The report is correct that immunization rates in seniors for influenza and pneumococcal vaccines are far below 100%. But since the evidence to support strong benefits resulting from these two vaccinations in seniors does not exist, logic would suggest this is neither "dangerous" nor too low.
This is simply another shot across the bow-- intended to push policymakers toward mandating more adult vaccinations. More later on the varied methods being used for this purpose.
Snippets from the Medscape article:
The United States needs a national strategy to immunize adults against infectious diseases that would achieve the same success found in childhood immunization efforts, according to a report released today that characterized adult immunization rates as dangerously low.
Between 40,000 and 50,000 adults die each year from vaccine-preventable illnesses, according to the report, published by the Infectious Diseases Society of America, the Robert Wood Johnson Foundation, and the Trust for America's Health.

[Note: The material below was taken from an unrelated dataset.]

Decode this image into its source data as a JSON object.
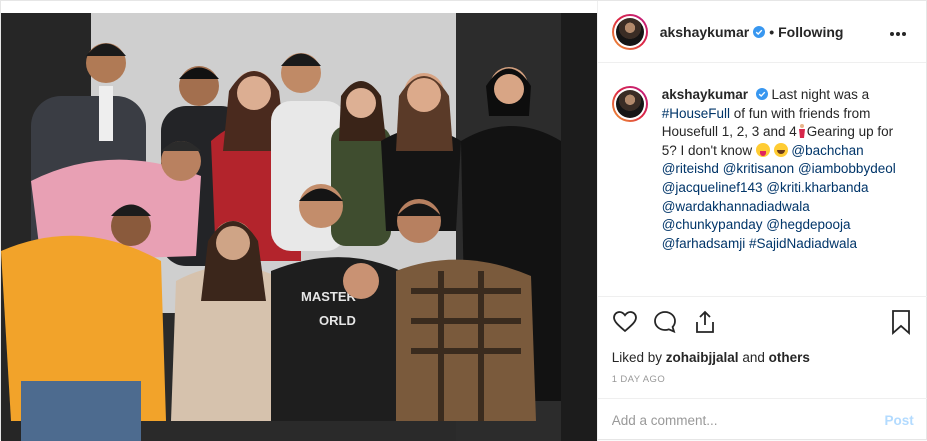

The report, titled "Adult Immunization: Shots to Save Lives," states that one third of adults aged 65 years and older have not been vaccinated against pneumonia, and 30.5% have not been vaccinated against the seasonal influenza.Trust for America's Health Executive Director Jeffrey Levi, PhD, said that the 3 report sponsors wanted to capitalize on the visibility and momentum of recent efforts to immunize people against the H1N1 influenza virus.
In contrast to the adult world, efforts to vaccinate children against various diseases have been far more successful, in large measure because state laws require immunization as a condition of attending school or day care, the report stated. No such institutional mandate exists for adults, apart from those in the military or certain colleges...

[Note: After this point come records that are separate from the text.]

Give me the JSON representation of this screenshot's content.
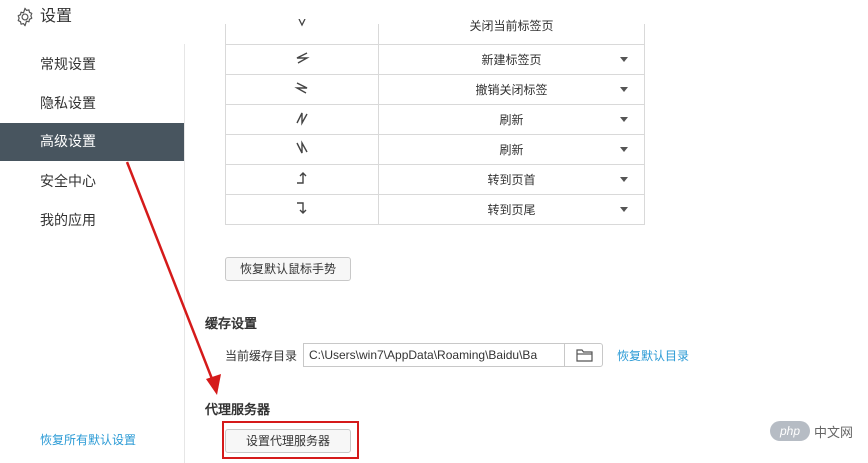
{
  "header": {
    "title": "设置",
    "icon": "gear-icon"
  },
  "sidebar": {
    "items": [
      {
        "label": "常规设置",
        "active": false
      },
      {
        "label": "隐私设置",
        "active": false
      },
      {
        "label": "高级设置",
        "active": true
      },
      {
        "label": "安全中心",
        "active": false
      },
      {
        "label": "我的应用",
        "active": false
      }
    ],
    "restore_all": "恢复所有默认设置"
  },
  "gestures": {
    "rows": [
      {
        "icon": "gesture-partial-icon",
        "action": "关闭当前标签页"
      },
      {
        "icon": "gesture-left-zigzag-icon",
        "action": "新建标签页"
      },
      {
        "icon": "gesture-right-zigzag-icon",
        "action": "撤销关闭标签"
      },
      {
        "icon": "gesture-up-zigzag-icon",
        "action": "刷新"
      },
      {
        "icon": "gesture-down-zigzag-icon",
        "action": "刷新"
      },
      {
        "icon": "gesture-turn-up-icon",
        "action": "转到页首"
      },
      {
        "icon": "gesture-turn-down-icon",
        "action": "转到页尾"
      }
    ],
    "restore_button": "恢复默认鼠标手势"
  },
  "cache": {
    "title": "缓存设置",
    "label": "当前缓存目录",
    "path": "C:\\Users\\win7\\AppData\\Roaming\\Baidu\\Ba",
    "restore_link": "恢复默认目录"
  },
  "proxy": {
    "title": "代理服务器",
    "button": "设置代理服务器"
  },
  "watermark": {
    "logo": "php",
    "text": "中文网"
  },
  "colors": {
    "accent": "#2a9ad5",
    "active_nav": "#48555f",
    "highlight": "#d51a1a"
  }
}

And from McClatchy comes another talking point for mandating vaccinations: Failure to use the vaccines adds about $10 billion annually to the cost of heath care, according to the U.S. Centers for Disease Control and Prevention...
Only 36.1 percent of adults have been vaccinated annually for seasonal flu.

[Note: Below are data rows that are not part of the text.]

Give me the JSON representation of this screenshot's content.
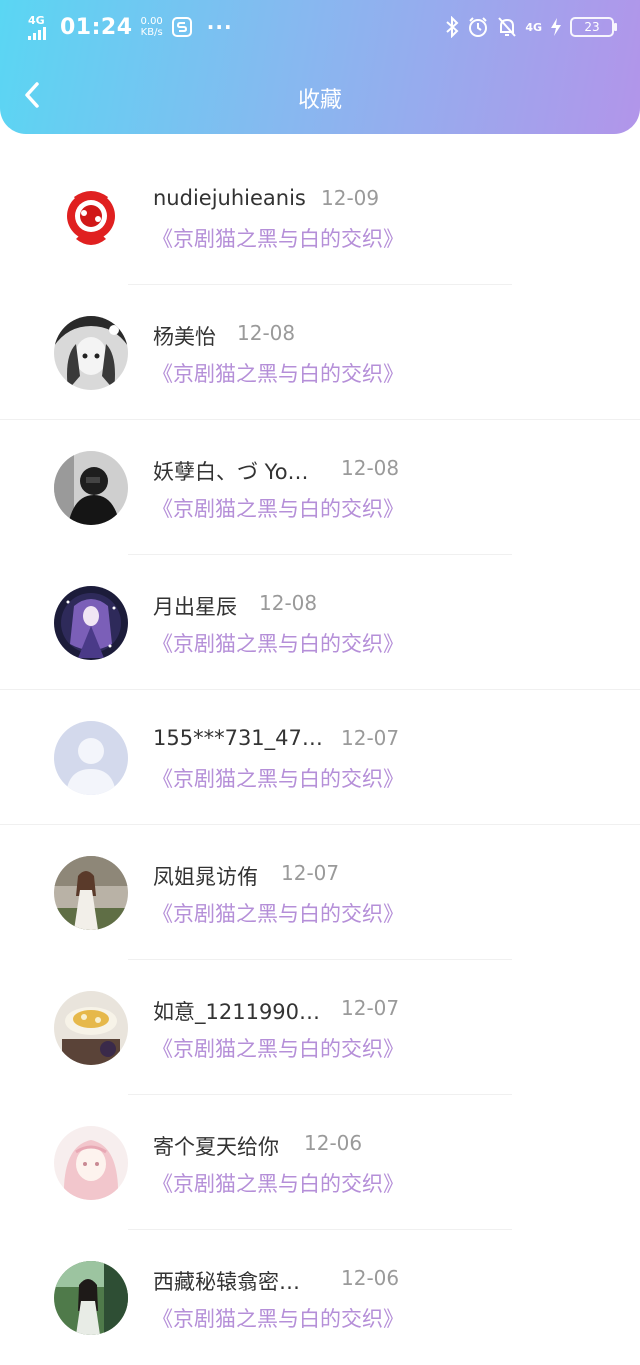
{
  "status_bar": {
    "network": "4G",
    "time": "01:24",
    "speed_value": "0.00",
    "speed_unit": "KB/s",
    "network_right": "4G",
    "battery": "23"
  },
  "header": {
    "title": "收藏"
  },
  "items": [
    {
      "name": "nudiejuhieanis",
      "date": "12-09",
      "book": "《京剧猫之黑与白的交织》"
    },
    {
      "name": "杨美怡",
      "date": "12-08",
      "book": "《京剧猫之黑与白的交织》"
    },
    {
      "name": "妖孽白、づ Yo…",
      "date": "12-08",
      "book": "《京剧猫之黑与白的交织》"
    },
    {
      "name": "月出星辰",
      "date": "12-08",
      "book": "《京剧猫之黑与白的交织》"
    },
    {
      "name": "155***731_47…",
      "date": "12-07",
      "book": "《京剧猫之黑与白的交织》"
    },
    {
      "name": "凤姐晁访侑",
      "date": "12-07",
      "book": "《京剧猫之黑与白的交织》"
    },
    {
      "name": "如意_1211990…",
      "date": "12-07",
      "book": "《京剧猫之黑与白的交织》"
    },
    {
      "name": "寄个夏天给你",
      "date": "12-06",
      "book": "《京剧猫之黑与白的交织》"
    },
    {
      "name": "西藏秘辕翕密…",
      "date": "12-06",
      "book": "《京剧猫之黑与白的交织》"
    }
  ]
}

"It sort of plateaued at that level," Glen Nowack, a spokesman for the CDC, said of the seasonal flu shots. "The next groups are not as easily persuadable. They have not been in the habit of getting the influenza vaccine. They have concerns about it, or don't believe it's going to be as effective. We've been working real hard to try and persuade them."